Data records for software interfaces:
══════

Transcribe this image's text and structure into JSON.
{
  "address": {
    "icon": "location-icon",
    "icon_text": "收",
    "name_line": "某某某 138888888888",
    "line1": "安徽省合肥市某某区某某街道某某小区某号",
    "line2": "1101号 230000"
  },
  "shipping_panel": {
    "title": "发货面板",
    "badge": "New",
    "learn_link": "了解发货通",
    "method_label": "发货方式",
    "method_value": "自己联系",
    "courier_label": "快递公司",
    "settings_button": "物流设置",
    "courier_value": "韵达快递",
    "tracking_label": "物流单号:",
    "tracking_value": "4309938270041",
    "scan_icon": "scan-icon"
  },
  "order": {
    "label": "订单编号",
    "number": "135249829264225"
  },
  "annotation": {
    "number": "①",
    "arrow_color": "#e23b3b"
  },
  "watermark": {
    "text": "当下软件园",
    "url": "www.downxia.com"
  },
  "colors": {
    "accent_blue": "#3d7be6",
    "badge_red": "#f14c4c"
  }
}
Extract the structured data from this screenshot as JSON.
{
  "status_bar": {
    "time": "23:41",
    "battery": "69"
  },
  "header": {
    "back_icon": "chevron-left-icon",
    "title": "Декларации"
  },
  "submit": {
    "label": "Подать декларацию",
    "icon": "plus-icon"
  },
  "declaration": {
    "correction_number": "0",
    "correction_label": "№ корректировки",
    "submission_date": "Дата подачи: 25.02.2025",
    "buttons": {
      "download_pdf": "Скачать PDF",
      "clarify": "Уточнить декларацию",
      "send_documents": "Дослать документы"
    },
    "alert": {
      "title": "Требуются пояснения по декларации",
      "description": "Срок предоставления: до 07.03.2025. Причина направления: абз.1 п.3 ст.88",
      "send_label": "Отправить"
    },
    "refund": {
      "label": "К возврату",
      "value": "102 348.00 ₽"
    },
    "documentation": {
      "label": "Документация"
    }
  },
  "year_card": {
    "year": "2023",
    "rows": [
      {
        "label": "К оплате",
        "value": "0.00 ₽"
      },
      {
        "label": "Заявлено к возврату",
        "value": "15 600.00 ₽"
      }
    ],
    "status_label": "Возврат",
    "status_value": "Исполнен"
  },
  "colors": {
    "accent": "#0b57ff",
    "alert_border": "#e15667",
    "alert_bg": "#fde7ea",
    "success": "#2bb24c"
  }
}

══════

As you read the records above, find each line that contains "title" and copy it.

    "title": "发货面板",
    "title": "Декларации"
      "title": "Требуются пояснения по декларации",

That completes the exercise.